North Carolina Museum of Natural Sciences. Image credit: website
“We’re happy to have this opportunity to assist the aquarium with this conservation action effort,” said head veterinarian Dr. Dan Dombrowski and the museum’s Living Collections staff.
“Sea turtles are such an important species to help rehabilitate. They are able to live so long, if we can help these juvenile turtles today, they may be around for another 100 years and produce thousands of offspring for the future.”
Image Courtesy of N.C. Dept. of Natural and Cultural Resources
The recovery process for Cold-stunning, a condition which is similar to hypothermia caused by dropping water temperatures and disabling it to swim properly, begins by gradually warming the turtles back up over the course of a few days.
The turtles will occasionally be seen to visitors while receiving veterinary care at the museum’s “Window on Animal Health.”

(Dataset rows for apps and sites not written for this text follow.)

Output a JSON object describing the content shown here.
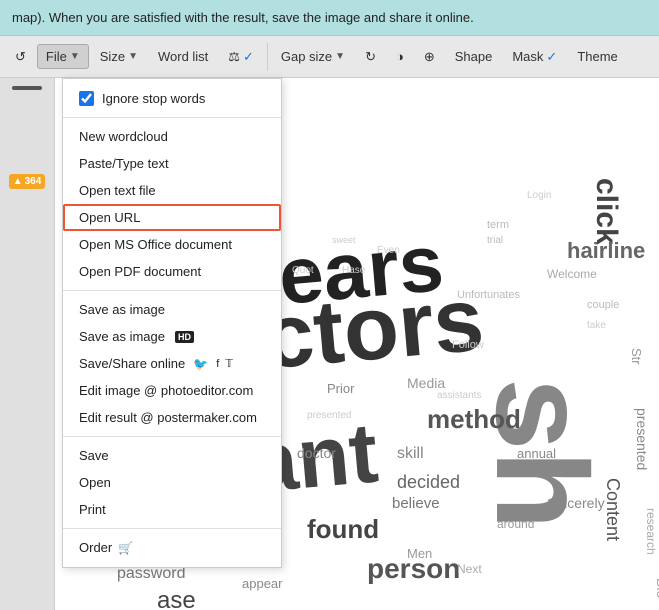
{
  "infobar": {
    "text": "map). When you are satisfied with the result, save the image and share it online."
  },
  "toolbar": {
    "refresh_label": "↺",
    "file_label": "File",
    "size_label": "Size",
    "wordlist_label": "Word list",
    "balance_label": "⚖ ✓",
    "gapsize_label": "Gap size",
    "rotate_label": "↻",
    "contrast_label": "◑",
    "target_label": "⊕",
    "shape_label": "Shape",
    "mask_label": "Mask ✓",
    "theme_label": "Theme"
  },
  "dropdown": {
    "ignore_stop_words_label": "Ignore stop words",
    "ignore_stop_words_checked": true,
    "new_wordcloud_label": "New wordcloud",
    "paste_type_text_label": "Paste/Type text",
    "open_text_file_label": "Open text file",
    "open_url_label": "Open URL",
    "open_ms_office_label": "Open MS Office document",
    "open_pdf_label": "Open PDF document",
    "save_as_image_label": "Save as image",
    "save_as_image_hd_label": "Save as image",
    "save_share_online_label": "Save/Share online",
    "edit_image_photo_label": "Edit image @ photoeditor.com",
    "edit_result_poster_label": "Edit result @ postermaker.com",
    "save_label": "Save",
    "open_label": "Open",
    "print_label": "Print",
    "order_label": "Order",
    "hd_badge": "HD"
  },
  "left_panel": {
    "warning_text": "▲ 364"
  },
  "colors": {
    "accent": "#b2e0e0",
    "highlight_border": "#e05530",
    "warning_bg": "#f5a623"
  }
}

Once the turtles are thought to be healthy enough to release, they will be taken offshore and released into warmer waters. The N.C. Museum of Natural Sciences is just one of many institutions across the state assisting in this crucial effort to aid cold-stunned sea turtles. The effort to rescue and rehabilitate sea turtles is led by the N.C. Wildlife Resources Commission, with collaboration with many federal, state and private organizations aided by many volunteers and groups such as Network for Endangered Sea Turtles (NEST) aided in the rescue of these turtles.